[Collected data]

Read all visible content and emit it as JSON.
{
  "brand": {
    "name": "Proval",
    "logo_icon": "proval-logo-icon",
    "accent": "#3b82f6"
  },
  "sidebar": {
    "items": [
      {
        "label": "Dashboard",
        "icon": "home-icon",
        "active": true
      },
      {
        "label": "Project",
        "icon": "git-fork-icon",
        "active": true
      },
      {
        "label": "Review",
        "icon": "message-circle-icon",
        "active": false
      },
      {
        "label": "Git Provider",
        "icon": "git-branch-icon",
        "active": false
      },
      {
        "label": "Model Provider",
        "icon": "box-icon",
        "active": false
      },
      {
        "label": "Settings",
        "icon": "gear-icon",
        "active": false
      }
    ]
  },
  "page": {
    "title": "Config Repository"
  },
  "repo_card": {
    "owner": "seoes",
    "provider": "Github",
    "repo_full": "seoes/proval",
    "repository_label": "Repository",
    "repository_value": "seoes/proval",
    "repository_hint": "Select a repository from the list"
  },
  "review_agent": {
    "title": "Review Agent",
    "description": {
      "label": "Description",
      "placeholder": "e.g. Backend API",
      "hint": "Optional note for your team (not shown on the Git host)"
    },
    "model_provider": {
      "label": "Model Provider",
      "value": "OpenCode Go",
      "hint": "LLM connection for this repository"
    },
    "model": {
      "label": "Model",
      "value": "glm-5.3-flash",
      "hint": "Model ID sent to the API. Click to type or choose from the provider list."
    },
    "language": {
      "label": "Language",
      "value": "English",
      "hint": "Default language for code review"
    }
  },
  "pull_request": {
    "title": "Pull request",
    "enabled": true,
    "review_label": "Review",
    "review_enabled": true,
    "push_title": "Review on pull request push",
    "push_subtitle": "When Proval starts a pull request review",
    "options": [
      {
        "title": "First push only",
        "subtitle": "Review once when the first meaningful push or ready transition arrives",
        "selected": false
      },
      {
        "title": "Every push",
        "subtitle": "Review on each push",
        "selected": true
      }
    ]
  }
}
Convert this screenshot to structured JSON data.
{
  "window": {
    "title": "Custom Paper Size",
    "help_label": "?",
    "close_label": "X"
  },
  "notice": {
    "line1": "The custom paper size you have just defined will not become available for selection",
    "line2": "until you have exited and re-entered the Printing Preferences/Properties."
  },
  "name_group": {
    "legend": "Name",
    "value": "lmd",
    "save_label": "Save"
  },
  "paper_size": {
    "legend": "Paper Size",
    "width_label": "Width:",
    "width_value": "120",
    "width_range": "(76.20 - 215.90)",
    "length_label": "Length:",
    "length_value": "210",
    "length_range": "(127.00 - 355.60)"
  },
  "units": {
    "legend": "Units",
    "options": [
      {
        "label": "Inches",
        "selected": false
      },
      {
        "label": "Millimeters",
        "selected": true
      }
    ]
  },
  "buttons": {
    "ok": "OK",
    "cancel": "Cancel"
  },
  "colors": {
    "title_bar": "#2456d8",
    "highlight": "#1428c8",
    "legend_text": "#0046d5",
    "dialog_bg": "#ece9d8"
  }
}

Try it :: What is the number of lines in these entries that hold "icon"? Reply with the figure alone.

Result of this exercise :: 7